Since 2014, the consumer price index has been a chain index in which the weighting reference period is regularly shifted and prices and quantities are no longer compared between the current period and a fixed reference period, but the current period is compared with an intermediate period. By multiplying these short-term indices, and so creating a chain, we get a long-term series with a fixed reference period.


Belgian private households

Data collection method and possible sampling

Survey technique applied using a computer, based on the use of electronic questionnaires and laptops.



Timing of publication

The results are available on the penultimate working day of the reference period.


Weight (CPI): The weight represents the importance of the goods and services included in the CPI in the total expenditure patterns of the households.
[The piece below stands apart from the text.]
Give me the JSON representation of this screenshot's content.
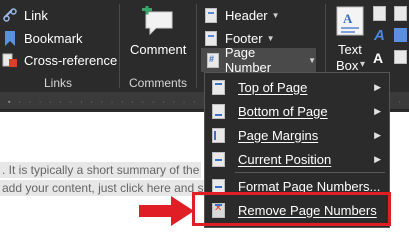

Weights are determined based on the household budget survey.

Consumer price index (CPI): The consumer price index is an economic indicator whose main task is to objectively reflect the price evolution over time for a basket of goods and services purchased by households and considered representative of their consumer habits.

Health index: The health index is derived from the consumer price index and has been published since January 1994. The current value of this index is determined by removing a number of products from the consumer price index product basket, in particular alcoholic beverages (bought in a shop or consumed in a bar), tobacco products and motor fuels except for LPG.

Inflation: Inflation is defined as the ratio between the value of the consumer price index of a given month and the index of the same month the year before. Therefore, inflation measures the rhythm of the evolution of the overall price level.

Consumer price index without petroleum products: This index is calculated by removing the following products from the consumer price index: butane, propane, liquid fuels and motor fuels.

Consumer price index without energy products: This index is calculated by removing the following products from the consumer price index: electricity, natural gas, butane, propane, liquid fuels, solid fuels and motor fuels.

Smoothed index: The smoothed index is the arithmetic mean of the health index of the last 4 months. The smoothed index is used as basis for the indexation of retirement pensions, social allowances and some wages and salaries. The indexations of public services wages and social benefits are implemented when the smoothed index reaches a certain value, the so-called central index. When the smoothed index reaches the central index, the benefits increase by 2 % the following month. The wages in the public sector also increase by 2 % two months after the central index was reached.

The central index is a predetermined threshold value against which the smoothed health index is compared. If the central index is reached or exceeded, there is an indexation of the wages and salaries or benefits. This indexation is proportional to the percentage between the old and the new central index. For the public sector and social benefits, the difference between the central indices always amounts to 2 %. Therefore, a 2 % indexation is applied every time the central index is reached. There are also collective labour agreements according to which the difference between the central indices amounts to 1 % or 1.5 %. The reaching of a central index then leads to an indexation of 1 % or 1,5 %.
See also:

An effect on inflation shows the changes on the inflation rate by including this product group in the CPI calculation. The effect not only takes the weight of the product group into account, but it also takes into account whether the product group inflation is higher or lower than that of the total expenditure (overall CPI).

The contribution to inflation of a specific product group shows how much of the change in the total expenditure is due to the price variation of this product group.